[Page and application data records]
§
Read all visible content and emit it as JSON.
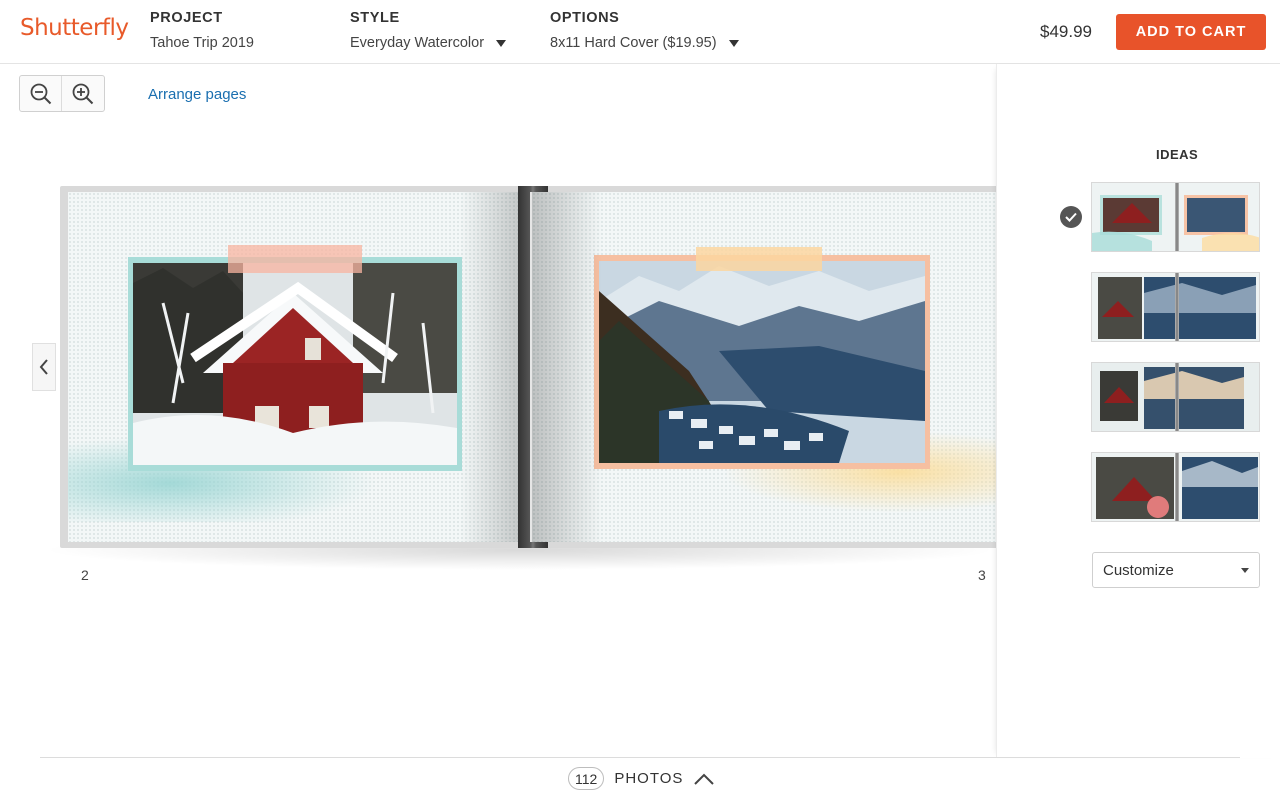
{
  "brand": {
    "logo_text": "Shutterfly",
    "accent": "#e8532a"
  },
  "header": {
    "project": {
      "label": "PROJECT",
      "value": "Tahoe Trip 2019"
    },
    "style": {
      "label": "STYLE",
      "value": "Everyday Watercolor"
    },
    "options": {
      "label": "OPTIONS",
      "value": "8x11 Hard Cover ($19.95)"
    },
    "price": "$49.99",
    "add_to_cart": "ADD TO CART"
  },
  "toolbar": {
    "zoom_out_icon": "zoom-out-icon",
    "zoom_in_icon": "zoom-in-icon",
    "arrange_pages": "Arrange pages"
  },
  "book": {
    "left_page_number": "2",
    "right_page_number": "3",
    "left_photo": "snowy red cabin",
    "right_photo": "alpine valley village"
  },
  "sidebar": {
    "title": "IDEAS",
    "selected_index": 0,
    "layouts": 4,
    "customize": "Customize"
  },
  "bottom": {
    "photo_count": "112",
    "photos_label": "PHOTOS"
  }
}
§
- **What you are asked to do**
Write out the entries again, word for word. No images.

- **Exercise output**
Read all visible content and emit it as JSON.
{
  "brand": {
    "logo_text": "Shutterfly",
    "accent": "#e8532a"
  },
  "header": {
    "project": {
      "label": "PROJECT",
      "value": "Tahoe Trip 2019"
    },
    "style": {
      "label": "STYLE",
      "value": "Everyday Watercolor"
    },
    "options": {
      "label": "OPTIONS",
      "value": "8x11 Hard Cover ($19.95)"
    },
    "price": "$49.99",
    "add_to_cart": "ADD TO CART"
  },
  "toolbar": {
    "zoom_out_icon": "zoom-out-icon",
    "zoom_in_icon": "zoom-in-icon",
    "arrange_pages": "Arrange pages"
  },
  "book": {
    "left_page_number": "2",
    "right_page_number": "3",
    "left_photo": "snowy red cabin",
    "right_photo": "alpine valley village"
  },
  "sidebar": {
    "title": "IDEAS",
    "selected_index": 0,
    "layouts": 4,
    "customize": "Customize"
  },
  "bottom": {
    "photo_count": "112",
    "photos_label": "PHOTOS"
  }
}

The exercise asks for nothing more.